Washington DC deserves your vote!

by Robert.Liebman

Everyone knows about the White House - but Washington DC is also home to some of the USA's most impressive and interesting museums

If you're visiting Washington, DC for the first time, your must-see list is a no-brainer: the White House, Capitol Building, Lincoln Memorial, Washington Monument, National Gallery, the Smithsonian and several other world-famous locations.
If you're already familiar with America’s capital, explore the secondary museums and architectural treasures on offer - there are enough of them to keep you busy for days on end. And don’t be deceived by their B-list status. Some are not well known only because they are new. And some are first-rate attractions that are obscure only because they follow a large array of hard acts.

One of the best-known newbies is the massive glass-fronted Newseum, a high-tech museum devoted to the news business. Opened in 2008, this seven-level modernistic structure contains 15 theatres, 14 major galleries, two state-of-the-art broadcast studios and a 4-D time-travel experience. 4-D? That is ordinary 3-D (yes, you wear those funny coloured glasses) combined with environmental effects such as motion, air gusts and water.
The ambitious museum’s offerings include a gallery of newspaper front pages that changes daily; artefacts from major news stories (including a chunk of twisted wreckage from the North Tower of the World Trade Center); and hour upon hour of audio and video (served in bite-sized chunks). As an added bonus, the upper storeys offer panoramic views of major sites in the city, including the Mall, the Capitol and Supreme Court buildings, and the Washington Monument.
Panoramic views are also on the menu in another deserving but often overlooked treasure, The Old Post Office.

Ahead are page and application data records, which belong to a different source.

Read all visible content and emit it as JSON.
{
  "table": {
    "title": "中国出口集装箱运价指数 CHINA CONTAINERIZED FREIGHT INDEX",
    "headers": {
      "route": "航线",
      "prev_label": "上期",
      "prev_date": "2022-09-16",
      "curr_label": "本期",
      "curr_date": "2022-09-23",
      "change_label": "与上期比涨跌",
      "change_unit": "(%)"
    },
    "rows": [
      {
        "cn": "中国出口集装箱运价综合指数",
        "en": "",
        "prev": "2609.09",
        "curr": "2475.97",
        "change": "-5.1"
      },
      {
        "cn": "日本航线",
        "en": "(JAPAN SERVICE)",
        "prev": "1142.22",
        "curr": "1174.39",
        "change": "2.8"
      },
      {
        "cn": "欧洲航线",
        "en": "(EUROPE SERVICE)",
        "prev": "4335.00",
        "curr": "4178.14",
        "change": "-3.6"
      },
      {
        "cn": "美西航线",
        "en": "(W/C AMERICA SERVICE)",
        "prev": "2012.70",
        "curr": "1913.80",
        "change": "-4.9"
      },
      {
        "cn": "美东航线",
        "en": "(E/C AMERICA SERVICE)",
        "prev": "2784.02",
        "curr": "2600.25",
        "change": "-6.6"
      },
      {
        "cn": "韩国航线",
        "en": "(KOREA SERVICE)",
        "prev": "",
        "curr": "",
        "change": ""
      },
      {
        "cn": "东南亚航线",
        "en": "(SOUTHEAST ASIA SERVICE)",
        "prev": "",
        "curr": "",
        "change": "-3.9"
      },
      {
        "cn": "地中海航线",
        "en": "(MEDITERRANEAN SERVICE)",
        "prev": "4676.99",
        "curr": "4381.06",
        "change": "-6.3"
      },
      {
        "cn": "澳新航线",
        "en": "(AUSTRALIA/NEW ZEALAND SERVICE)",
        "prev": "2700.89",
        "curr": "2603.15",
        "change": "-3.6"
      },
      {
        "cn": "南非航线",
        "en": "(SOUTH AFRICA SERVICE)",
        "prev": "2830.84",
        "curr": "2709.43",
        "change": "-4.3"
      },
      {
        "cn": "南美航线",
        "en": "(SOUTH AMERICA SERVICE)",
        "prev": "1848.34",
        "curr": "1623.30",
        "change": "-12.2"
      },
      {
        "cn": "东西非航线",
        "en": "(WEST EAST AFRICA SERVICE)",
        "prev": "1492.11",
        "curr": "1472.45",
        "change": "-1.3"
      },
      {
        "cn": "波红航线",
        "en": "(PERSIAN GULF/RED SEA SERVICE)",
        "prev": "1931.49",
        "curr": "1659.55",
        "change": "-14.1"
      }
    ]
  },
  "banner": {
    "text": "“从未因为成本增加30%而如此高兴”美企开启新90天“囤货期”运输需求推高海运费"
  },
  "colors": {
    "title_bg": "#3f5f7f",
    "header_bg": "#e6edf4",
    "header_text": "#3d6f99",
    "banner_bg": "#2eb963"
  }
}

This multi-purpose venue might be just what the tired traveller needs: a compact postal museum in a building that also contains a gaggle of shops and eateries. The cathedral-like building’s clock tower soars 315 feet high, accessible via a glass elevator.  
One of the capital’s most imposing architectural treasures is hidden from normal view. A trip to the National Museum Building is worth it just to see it. The NMB’s imposing Great Hall is tall and wide enough to easily accommodate eight breathtaking Corinthian columns. Among the tallest interior columns in the world, they stand 75 feet high, are 25 feet around, and contain 70,000 bricks each. They resemble Siena marble, thanks to a good paint job.
The building’s original architect/engineer was Montgomery C Meigs, inspired by Roman palaces, including the monumental Palazzo Farnese, which itself was designed in part by Michelangelo in the 16th century. From the outset, the NMB was to serve two main functions: the offices would be home to the U.S. Pension Bureau, and the central court would provide a vast and resplendent space for social and political functions. Presidential inauguration parties are held here, including one for the White House’s newest occupant, Barack Obama.
Another newbie is the National Museum of Crime and Punishment, actually part of an old institution, the Library of Congress. Featuring many interactive displays, it surveys the full range of historical and modern criminality: pirates, the Wild West, serial killers, gangsters and even white-collar crime aided and abetted by computers.
Spies have a museum exclusively dedicated to them: the International Spy Museum. Opened in 2002, the museum displays a 1777 letter from George Washington, authorizing a New York spy network. You can also see a 1980s coat with a camera concealed in a button. If you are curious about the skills and tools used by spies, this place has the answers.
Washington is a four-season city, although summer usually brings high humidity, and winter weather can be cold and snowy. Spring and early summer offer the best weather. In early spring, Washington hosts the National Cherry Blossom Festival, timed to coincide with the blossoming of the city’s 3,000 cherry trees. In late spring, many embassies participate in Passport DC and open their doors to the public.
And if you just want to wander, head for Washington’s venerable and tree-lined Georgetown district, which boasts narrow cobbled streets with historic homes and churches – and a wide array of restaurants, watering holes and shops.


Where to stay

Excellent Dupont-Circle location is convenient for shops, restaurants and much else.
Hotel George
Moderately convenient for many museums and sites; wonderfully convenient for travellers using Union Station.
The hotel is centrally located and has a rooftop swimming pool.

Where to eat

Art and Soul Restaurant (Liaison Hotel)
Modern regional/southern cuisine from an award-winning chef.
Cork Wine Bar
Large selection of excellent vintages, and good food to match.


Robert Liebman is a native New Yorker who has been resident in London for more than 25 years. A general freelance writer, Robert has been writing travel pieces for American, British and Continental newspapers and magazines. He also specialises in property and personal finance, contributing articles to major British national newspapers. He also designed and writes his own websites, propertywithoutpain.com and willswithoutpain.com Favourite travel destinations My taste runs to near extremes. On the one hand, I can never get my fill of the world’s great cities – greatness being defined by major museums, plenty of first rate music and art, and wonderful architecture. Alternatively, natural settings are also a great draw: quiet serene mountain lakes on the one hand (freshwater angling is my greatest passion), and squawky tropical forests on the other.